Kennedy says that the whole case was "very mysterious" because the building was never blown up, the chemicals the inmates were accused of trying to use were ones normally present in Walpole's print shop, the alleged conspirators hardly knew each other, and the alleged informants who accused her clients of the conspiracy couldn't be confronted directly because of fears for their safety.
At the first disciplinary hearing, Kennedy's clients were found guilty and sentenced to departmental segregation and a loss of good-time, or the deduction of up to 12.5 days per month of the total prison sentence for good behavior. Kennedy appealed to the Commissioner of Corrections, and the sanctions were repealed.
Some cases are more frustrating. Claire Finkelstein '86, one of several undergraduates who works at PLAP through Phillip Brooks House, had one suicidal client. She says that if the client didn't get everything he wanted each time he called, he threatened suicide.
Another problem which some female PLAP members have faced is sexual harassment from inmates. Says Finkelstein, "Things happen all the time." One inmate repeatedly proposed marriage to the woman representing him. To case problems with sex harassment, PLAP had a seminar called "Sex, Lies, and Paperwork."

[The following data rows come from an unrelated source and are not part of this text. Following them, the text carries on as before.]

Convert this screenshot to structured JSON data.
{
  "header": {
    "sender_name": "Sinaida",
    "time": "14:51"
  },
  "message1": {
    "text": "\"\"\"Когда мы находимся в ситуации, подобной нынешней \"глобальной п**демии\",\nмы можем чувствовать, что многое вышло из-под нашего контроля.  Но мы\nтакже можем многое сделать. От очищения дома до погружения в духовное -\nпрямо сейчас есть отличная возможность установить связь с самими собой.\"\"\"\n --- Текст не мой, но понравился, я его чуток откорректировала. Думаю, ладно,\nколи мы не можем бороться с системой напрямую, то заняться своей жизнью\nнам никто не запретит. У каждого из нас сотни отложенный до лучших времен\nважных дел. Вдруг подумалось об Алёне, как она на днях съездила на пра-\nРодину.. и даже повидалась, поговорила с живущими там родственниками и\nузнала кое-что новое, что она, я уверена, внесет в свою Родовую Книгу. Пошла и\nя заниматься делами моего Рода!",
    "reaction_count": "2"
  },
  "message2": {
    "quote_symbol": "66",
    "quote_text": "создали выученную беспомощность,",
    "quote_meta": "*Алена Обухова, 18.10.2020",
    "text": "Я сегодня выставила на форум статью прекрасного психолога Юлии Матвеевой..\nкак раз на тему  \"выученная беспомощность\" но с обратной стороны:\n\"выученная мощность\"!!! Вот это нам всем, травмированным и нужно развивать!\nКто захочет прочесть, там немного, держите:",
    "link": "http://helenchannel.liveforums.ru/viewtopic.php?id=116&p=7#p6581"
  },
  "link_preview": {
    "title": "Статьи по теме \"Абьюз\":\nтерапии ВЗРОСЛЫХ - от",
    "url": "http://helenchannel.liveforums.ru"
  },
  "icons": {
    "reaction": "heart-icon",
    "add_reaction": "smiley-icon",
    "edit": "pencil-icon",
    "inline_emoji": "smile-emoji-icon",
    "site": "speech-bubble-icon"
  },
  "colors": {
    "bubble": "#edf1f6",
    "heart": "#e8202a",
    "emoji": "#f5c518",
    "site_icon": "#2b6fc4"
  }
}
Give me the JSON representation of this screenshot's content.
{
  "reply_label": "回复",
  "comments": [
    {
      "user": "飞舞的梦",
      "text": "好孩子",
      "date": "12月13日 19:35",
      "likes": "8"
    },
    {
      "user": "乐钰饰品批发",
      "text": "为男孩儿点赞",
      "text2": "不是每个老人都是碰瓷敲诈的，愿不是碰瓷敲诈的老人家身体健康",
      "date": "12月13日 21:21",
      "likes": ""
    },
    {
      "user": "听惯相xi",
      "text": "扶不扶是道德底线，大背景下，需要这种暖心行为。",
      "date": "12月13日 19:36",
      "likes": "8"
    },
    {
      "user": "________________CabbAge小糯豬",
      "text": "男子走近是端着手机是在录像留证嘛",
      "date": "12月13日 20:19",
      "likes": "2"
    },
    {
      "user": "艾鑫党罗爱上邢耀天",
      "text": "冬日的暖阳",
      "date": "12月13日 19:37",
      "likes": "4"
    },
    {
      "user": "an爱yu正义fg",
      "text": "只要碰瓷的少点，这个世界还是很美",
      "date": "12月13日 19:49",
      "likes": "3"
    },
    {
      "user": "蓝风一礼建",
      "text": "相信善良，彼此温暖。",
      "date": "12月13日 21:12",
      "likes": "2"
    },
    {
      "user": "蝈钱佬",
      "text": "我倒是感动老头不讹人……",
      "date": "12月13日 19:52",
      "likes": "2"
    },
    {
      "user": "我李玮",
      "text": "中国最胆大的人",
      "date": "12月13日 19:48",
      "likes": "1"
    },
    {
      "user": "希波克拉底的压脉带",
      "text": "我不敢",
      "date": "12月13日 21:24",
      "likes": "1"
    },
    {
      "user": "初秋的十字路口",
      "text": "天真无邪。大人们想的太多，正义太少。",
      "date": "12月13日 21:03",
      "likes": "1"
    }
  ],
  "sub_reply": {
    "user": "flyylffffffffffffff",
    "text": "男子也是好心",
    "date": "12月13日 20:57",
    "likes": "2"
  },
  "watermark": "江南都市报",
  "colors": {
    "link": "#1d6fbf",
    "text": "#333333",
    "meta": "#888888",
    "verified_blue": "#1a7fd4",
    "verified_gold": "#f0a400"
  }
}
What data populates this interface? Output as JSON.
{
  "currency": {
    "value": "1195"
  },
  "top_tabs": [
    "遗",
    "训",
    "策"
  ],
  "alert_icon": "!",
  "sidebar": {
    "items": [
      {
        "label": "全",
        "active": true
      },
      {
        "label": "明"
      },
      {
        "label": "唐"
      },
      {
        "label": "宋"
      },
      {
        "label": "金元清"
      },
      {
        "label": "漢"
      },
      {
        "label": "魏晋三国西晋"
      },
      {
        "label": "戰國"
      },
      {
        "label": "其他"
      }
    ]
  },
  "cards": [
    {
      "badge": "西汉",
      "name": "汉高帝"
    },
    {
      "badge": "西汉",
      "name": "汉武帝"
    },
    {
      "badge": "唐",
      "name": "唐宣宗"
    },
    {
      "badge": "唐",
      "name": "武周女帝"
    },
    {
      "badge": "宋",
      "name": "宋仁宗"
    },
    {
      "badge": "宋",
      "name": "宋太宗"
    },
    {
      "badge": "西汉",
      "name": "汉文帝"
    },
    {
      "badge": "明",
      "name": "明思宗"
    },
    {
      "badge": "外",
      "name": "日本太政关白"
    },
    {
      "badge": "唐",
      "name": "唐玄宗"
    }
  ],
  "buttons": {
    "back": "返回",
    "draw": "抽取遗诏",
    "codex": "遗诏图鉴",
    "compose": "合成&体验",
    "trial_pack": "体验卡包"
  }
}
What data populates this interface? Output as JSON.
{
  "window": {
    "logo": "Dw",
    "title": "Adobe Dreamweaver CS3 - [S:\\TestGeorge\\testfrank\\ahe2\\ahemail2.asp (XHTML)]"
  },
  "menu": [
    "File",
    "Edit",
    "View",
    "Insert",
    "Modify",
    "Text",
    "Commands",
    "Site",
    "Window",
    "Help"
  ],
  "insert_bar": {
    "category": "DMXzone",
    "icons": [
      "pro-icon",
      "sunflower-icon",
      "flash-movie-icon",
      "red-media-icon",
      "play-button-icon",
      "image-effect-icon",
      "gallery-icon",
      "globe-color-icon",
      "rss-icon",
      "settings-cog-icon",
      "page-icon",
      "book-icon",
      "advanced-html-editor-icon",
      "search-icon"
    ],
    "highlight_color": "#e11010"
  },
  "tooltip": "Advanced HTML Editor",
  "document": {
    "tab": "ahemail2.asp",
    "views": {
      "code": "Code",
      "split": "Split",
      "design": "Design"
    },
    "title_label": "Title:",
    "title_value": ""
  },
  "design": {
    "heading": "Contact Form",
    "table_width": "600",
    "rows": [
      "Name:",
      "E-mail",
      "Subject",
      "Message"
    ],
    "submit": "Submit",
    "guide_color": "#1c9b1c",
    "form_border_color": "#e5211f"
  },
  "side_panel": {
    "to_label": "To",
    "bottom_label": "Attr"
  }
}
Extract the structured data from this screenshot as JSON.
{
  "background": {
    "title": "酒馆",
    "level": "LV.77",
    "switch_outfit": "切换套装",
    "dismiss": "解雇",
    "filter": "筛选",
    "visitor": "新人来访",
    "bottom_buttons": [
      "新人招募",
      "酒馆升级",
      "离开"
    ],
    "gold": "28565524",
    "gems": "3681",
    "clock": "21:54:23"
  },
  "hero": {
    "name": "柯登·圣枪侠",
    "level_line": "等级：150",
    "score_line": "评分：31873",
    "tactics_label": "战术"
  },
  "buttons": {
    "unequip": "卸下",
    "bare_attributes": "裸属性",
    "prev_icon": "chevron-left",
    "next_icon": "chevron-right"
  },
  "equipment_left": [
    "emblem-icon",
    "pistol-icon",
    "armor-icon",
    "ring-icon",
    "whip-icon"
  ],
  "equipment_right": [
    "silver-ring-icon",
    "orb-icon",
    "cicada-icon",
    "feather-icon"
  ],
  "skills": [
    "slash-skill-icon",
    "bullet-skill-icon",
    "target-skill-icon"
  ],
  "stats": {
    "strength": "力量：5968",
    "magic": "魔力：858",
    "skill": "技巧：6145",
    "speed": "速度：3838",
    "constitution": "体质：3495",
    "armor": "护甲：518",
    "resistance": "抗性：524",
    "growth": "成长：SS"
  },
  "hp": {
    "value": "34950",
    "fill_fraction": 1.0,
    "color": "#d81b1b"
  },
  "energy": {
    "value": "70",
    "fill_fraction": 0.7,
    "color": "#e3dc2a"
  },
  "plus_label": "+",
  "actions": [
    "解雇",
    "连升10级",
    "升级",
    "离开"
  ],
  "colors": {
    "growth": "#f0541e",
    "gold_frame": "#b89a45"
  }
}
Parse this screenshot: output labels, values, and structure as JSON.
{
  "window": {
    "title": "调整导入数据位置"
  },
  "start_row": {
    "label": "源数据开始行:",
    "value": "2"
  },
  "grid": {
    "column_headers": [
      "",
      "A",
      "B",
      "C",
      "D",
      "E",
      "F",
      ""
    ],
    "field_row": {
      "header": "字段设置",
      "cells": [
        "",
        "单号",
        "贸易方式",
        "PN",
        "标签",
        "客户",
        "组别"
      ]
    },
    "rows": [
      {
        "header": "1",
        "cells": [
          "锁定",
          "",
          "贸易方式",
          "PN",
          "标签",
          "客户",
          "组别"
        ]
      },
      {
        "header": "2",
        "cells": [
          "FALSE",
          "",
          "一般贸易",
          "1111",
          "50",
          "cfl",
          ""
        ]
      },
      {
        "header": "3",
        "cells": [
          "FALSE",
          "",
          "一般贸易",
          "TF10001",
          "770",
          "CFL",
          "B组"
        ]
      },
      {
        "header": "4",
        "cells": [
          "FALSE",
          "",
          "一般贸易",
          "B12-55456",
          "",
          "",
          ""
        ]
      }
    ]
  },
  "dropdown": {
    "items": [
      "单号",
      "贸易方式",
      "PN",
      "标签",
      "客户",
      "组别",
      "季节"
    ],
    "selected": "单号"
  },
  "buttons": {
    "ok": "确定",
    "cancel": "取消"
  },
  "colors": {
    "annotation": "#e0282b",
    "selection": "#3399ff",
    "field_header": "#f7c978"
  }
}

Finkelstein says undergraduates are not allowed to handle disciplinary hearings, but can represent inmates at parole recission and revocation hearings. "At first [being an undergraduate] was really weird. Everyone assumes you're a law student," Finkelstein says. But she says that PLAP has allowed her to be on the board of directors for two years, and that "the people here are incredibly warm. I think that's a real contrast to the general kind of competitive and cut-throat attitude at Harvard."